The ICHREE found reasonable grounds to believe that the ENDF, EDF, and the Fano militia had committed acts of rape and sexual violence against Tigrayan women and girls. In some instances, the attackers expressed an intent to render the survivors infertile and used dehumanizing language that suggested an intent to destroy the Tigrayan ethnicity. According to the ICHREE, TPLF forces also committed acts of rape and sexual violence, albeit on a smaller scale.
According to the Conduct in UN Field Missions online portal, there were two open allegations of sexual exploitation and abuse by the country’s peacekeepers deployed to a UN peacekeeping mission: one submitted in 2018 allegedly involving an exploitative relationship with an adult in the UN Mission in Liberia and one submitted in late 2020 allegedly involving transactional sex in the UN Interim Security Force in Abyei. As of October 2021, the United Nations had substantiated the 2018 allegation and repatriated the perpetrator, but the government had not yet reported regarding accountability measures taken. Concerning the 2020 allegation, the United Nations had taken an interim action (suspension of payments), but results of the investigation remained pending, as was any final action.
Child Soldiers: There were some reports of unlawful recruitment and use of child soldiers by government forces and armed groups. The government and the TPLF alleged the other had unlawfully recruited and used child soldiers, denying the unlawful recruitment and use of child soldiers within their own forces.
According to an October media report, the government forcibly recruited child soldiers from southern Oromia to fight against the TPLF. The government repeatedly denied the allegations of forced recruitment, maintaining youth of legal age joined security forces voluntarily.
Other Conflict-related Abuse: In the context of the conflict in the northern part of the country, international organizations, including the United Nations, reported that a humanitarian crisis, including man-made widespread famine, was unfolding and sought to assist with basic services, food, and medical supplies. The government, however, reportedly impeded or blocked access to areas in need of humanitarian assistance in Tigray, except during the humanitarian truce from March 24 to August 24 and following the November Cessation of Hostilities Agreement (COHA). In their September report, the ICHREE found grounds to believe that the federal government and allied regional state governments have implemented a widespread range of measures designed to systematically deprive the population of Tigray of material and services indispensable for its survival, including health care, shelter, water, sanitation, education, and food.

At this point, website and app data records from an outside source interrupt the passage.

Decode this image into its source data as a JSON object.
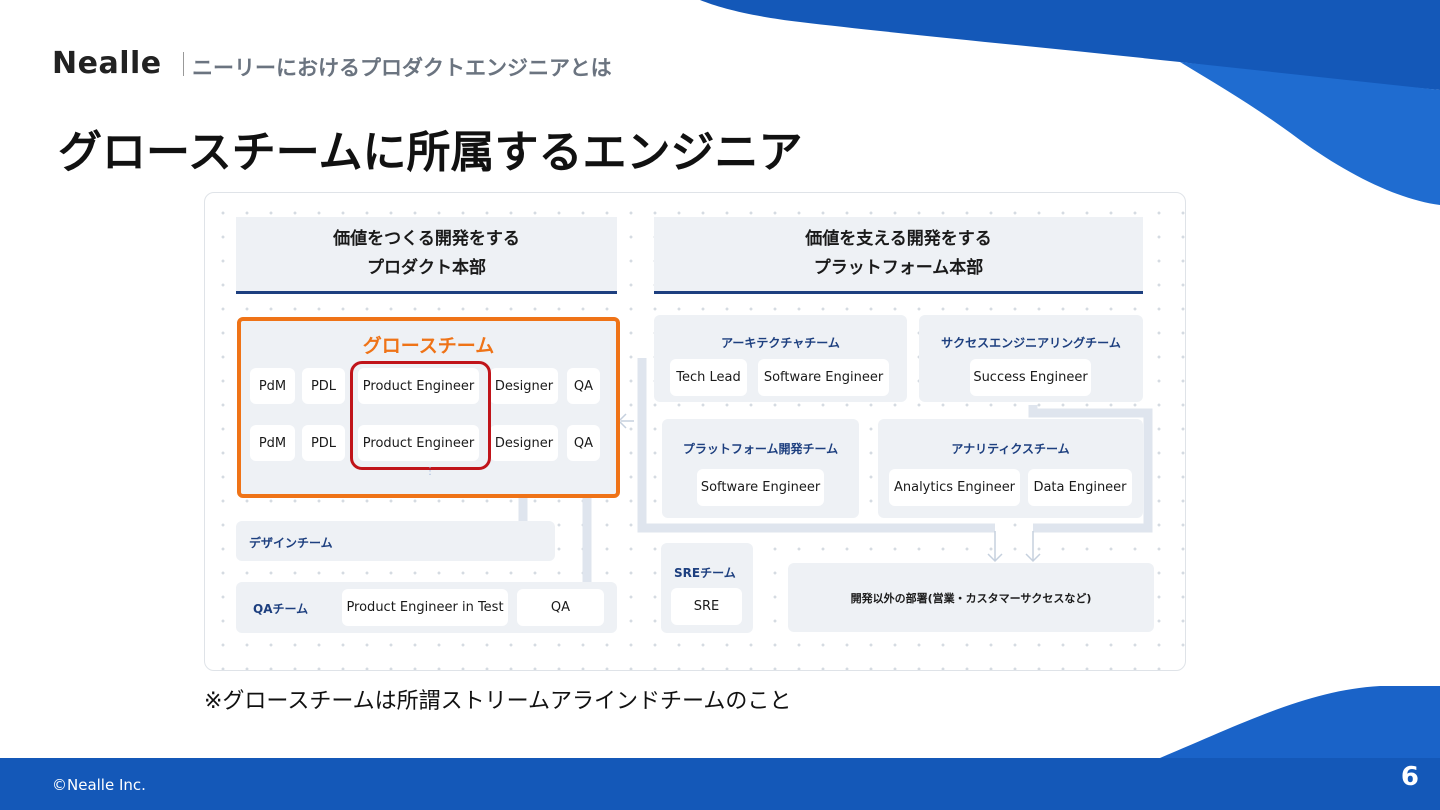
{
  "header": {
    "logo": "Nealle",
    "subtitle": "ニーリーにおけるプロダクトエンジニアとは"
  },
  "title": "グロースチームに所属するエンジニア",
  "diagram": {
    "product_division": {
      "line1": "価値をつくる開発をする",
      "line2": "プロダクト本部"
    },
    "platform_division": {
      "line1": "価値を支える開発をする",
      "line2": "プラットフォーム本部"
    },
    "growth_team": {
      "title": "グロースチーム",
      "rows": [
        [
          "PdM",
          "PDL",
          "Product Engineer",
          "Designer",
          "QA"
        ],
        [
          "PdM",
          "PDL",
          "Product Engineer",
          "Designer",
          "QA"
        ]
      ],
      "more": "⋮"
    },
    "design_team": {
      "title": "デザインチーム"
    },
    "qa_team": {
      "title": "QAチーム",
      "members": [
        "Product Engineer in Test",
        "QA"
      ]
    },
    "architecture_team": {
      "title": "アーキテクチャチーム",
      "members": [
        "Tech Lead",
        "Software Engineer"
      ]
    },
    "success_team": {
      "title": "サクセスエンジニアリングチーム",
      "members": [
        "Success Engineer"
      ]
    },
    "platform_dev_team": {
      "title": "プラットフォーム開発チーム",
      "members": [
        "Software Engineer"
      ]
    },
    "analytics_team": {
      "title": "アナリティクスチーム",
      "members": [
        "Analytics Engineer",
        "Data Engineer"
      ]
    },
    "sre_team": {
      "title": "SREチーム",
      "members": [
        "SRE"
      ]
    },
    "non_dev": {
      "label": "開発以外の部署(営業・カスタマーサクセスなど)"
    }
  },
  "footnote": "※グロースチームは所謂ストリームアラインドチームのこと",
  "footer": {
    "copyright": "©Nealle Inc.",
    "page": "6"
  },
  "colors": {
    "brand_blue": "#1458b8",
    "navy": "#1d3f7f",
    "orange": "#ef7317",
    "red": "#c0141a",
    "panel": "#eef1f5"
  }
}
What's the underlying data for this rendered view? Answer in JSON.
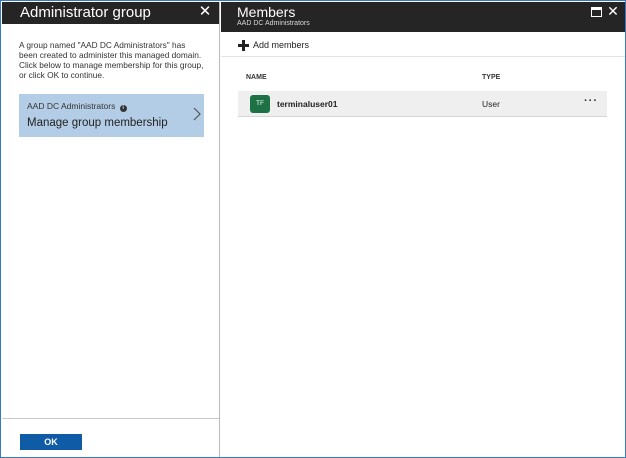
{
  "left_blade": {
    "title": "Administrator group",
    "description": "A group named \"AAD DC Administrators\" has been created to administer this managed domain. Click below to manage membership for this group, or click OK to continue.",
    "group_card": {
      "group_name": "AAD DC Administrators",
      "info_icon": "i",
      "action_label": "Manage group membership"
    },
    "ok_label": "OK"
  },
  "right_blade": {
    "title": "Members",
    "subtitle": "AAD DC Administrators",
    "toolbar": {
      "add_members_label": "Add members"
    },
    "table": {
      "columns": [
        "NAME",
        "TYPE"
      ],
      "rows": [
        {
          "initials": "TF",
          "name": "terminaluser01",
          "type": "User",
          "avatar_color": "#1e7145"
        }
      ]
    }
  },
  "colors": {
    "header_bg": "#252526",
    "selected_card": "#b4cde6",
    "primary_button": "#0f5ba6",
    "frame_border": "#3a78c4"
  }
}
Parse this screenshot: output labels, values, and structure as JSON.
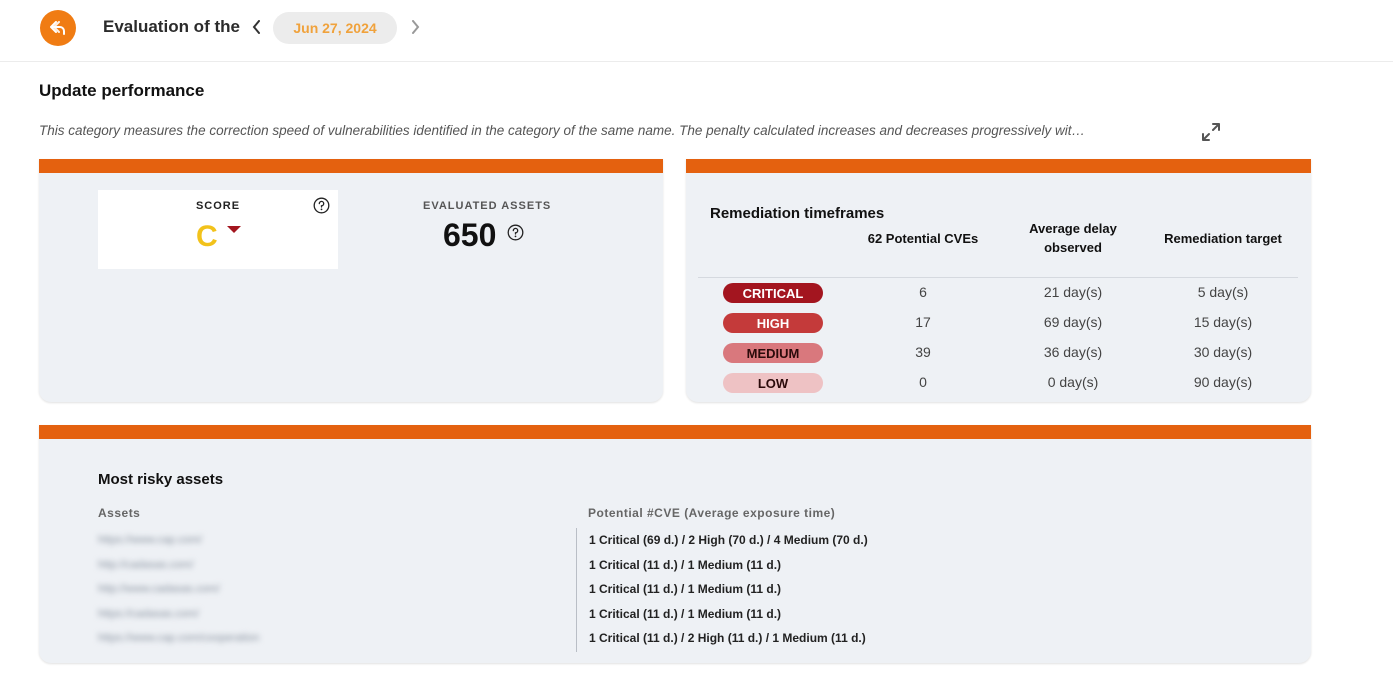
{
  "header": {
    "title": "Evaluation of the",
    "date": "Jun 27, 2024",
    "back_icon": "reply-arrow-icon",
    "accent": "#f07c13"
  },
  "section": {
    "title": "Update performance",
    "description": "This category measures the correction speed of vulnerabilities identified in the category of the same name. The penalty calculated increases and decreases progressively wit…"
  },
  "score_card": {
    "score_label": "SCORE",
    "grade": "C",
    "grade_color": "#f2c21b",
    "trend": "down",
    "trend_color": "#a3151f",
    "assets_label": "EVALUATED ASSETS",
    "assets_count": "650"
  },
  "remediation": {
    "title": "Remediation timeframes",
    "headers": [
      "62 Potential CVEs",
      "Average delay observed",
      "Remediation target"
    ],
    "rows": [
      {
        "severity": "CRITICAL",
        "count": "6",
        "avg": "21 day(s)",
        "target": "5 day(s)",
        "bg": "#a3151f",
        "fg": "#ffffff"
      },
      {
        "severity": "HIGH",
        "count": "17",
        "avg": "69 day(s)",
        "target": "15 day(s)",
        "bg": "#c43a3a",
        "fg": "#ffffff"
      },
      {
        "severity": "MEDIUM",
        "count": "39",
        "avg": "36 day(s)",
        "target": "30 day(s)",
        "bg": "#d9787d",
        "fg": "#2a0a0a"
      },
      {
        "severity": "LOW",
        "count": "0",
        "avg": "0 day(s)",
        "target": "90 day(s)",
        "bg": "#eec2c4",
        "fg": "#2a0a0a"
      }
    ]
  },
  "risky": {
    "title": "Most risky assets",
    "col_assets": "Assets",
    "col_cve": "Potential #CVE (Average exposure time)",
    "rows": [
      {
        "asset": "https://www.cap.com/",
        "cve": "1 Critical (69 d.) / 2 High (70 d.) / 4 Medium (70 d.)"
      },
      {
        "asset": "http://cadasas.com/",
        "cve": "1 Critical (11 d.) / 1 Medium (11 d.)"
      },
      {
        "asset": "http://www.cadasas.com/",
        "cve": "1 Critical (11 d.) / 1 Medium (11 d.)"
      },
      {
        "asset": "https://cadasas.com/",
        "cve": "1 Critical (11 d.) / 1 Medium (11 d.)"
      },
      {
        "asset": "https://www.cap.com/cooperation",
        "cve": "1 Critical (11 d.) / 2 High (11 d.) / 1 Medium (11 d.)"
      }
    ]
  }
}
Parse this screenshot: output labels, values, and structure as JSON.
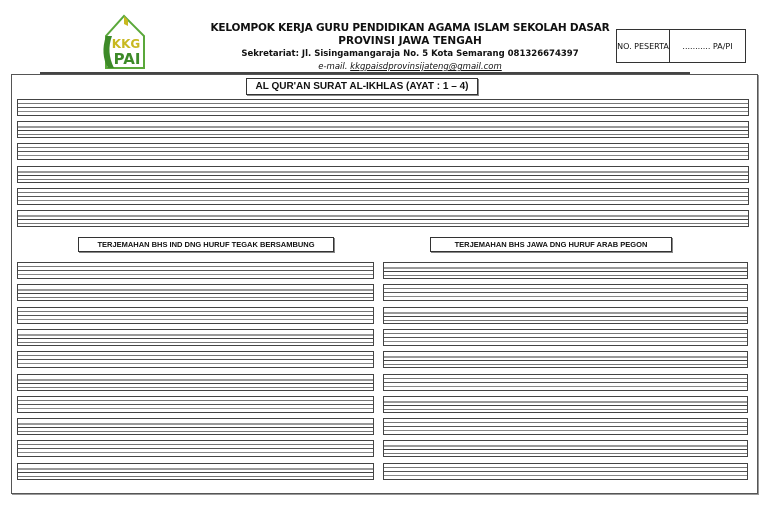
{
  "logo": {
    "line1": "KKG",
    "line2": "PAI"
  },
  "header": {
    "org": "KELOMPOK KERJA GURU PENDIDIKAN AGAMA ISLAM  SEKOLAH DASAR",
    "province": "PROVINSI JAWA TENGAH",
    "address": "Sekretariat: Jl. Sisingamangaraja No. 5 Kota Semarang 081326674397",
    "email_label": "e-mail.",
    "email": "kkgpaisdprovinsijateng@gmail.com"
  },
  "participant": {
    "label": "NO. PESERTA",
    "value": "........... PA/PI"
  },
  "worksheet": {
    "title": "AL QUR'AN SURAT AL-IKHLAS (AYAT : 1 – 4)",
    "left_column_title": "TERJEMAHAN BHS IND DNG HURUF TEGAK BERSAMBUNG",
    "right_column_title": "TERJEMAHAN BHS JAWA DNG HURUF ARAB PEGON",
    "top_writing_lines": 6,
    "column_writing_lines": 10
  },
  "colors": {
    "logo_green": "#4a9a2a",
    "logo_yellow": "#c8b820"
  }
}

In April HRW reported that interim authorities in control of Western Tigray, as well as Amhara authorities and forces, clarified – via oral and at times written threats – they intended to push Tigrayans out of “this land” and east across the Tekeze river (a natural boundary with the Northwestern Zone of Tigray). According to HRW, these forces, at times with the acquiescence and possible participation of federal forces, engaged in the forcible transfer of hundreds of thousands of Tigrayans from the territory (see section 2.d.). In November the TPLF reported that 3,000 additional Tigrayan men had been rounded up and moved to unknown destinations in Western Tigray.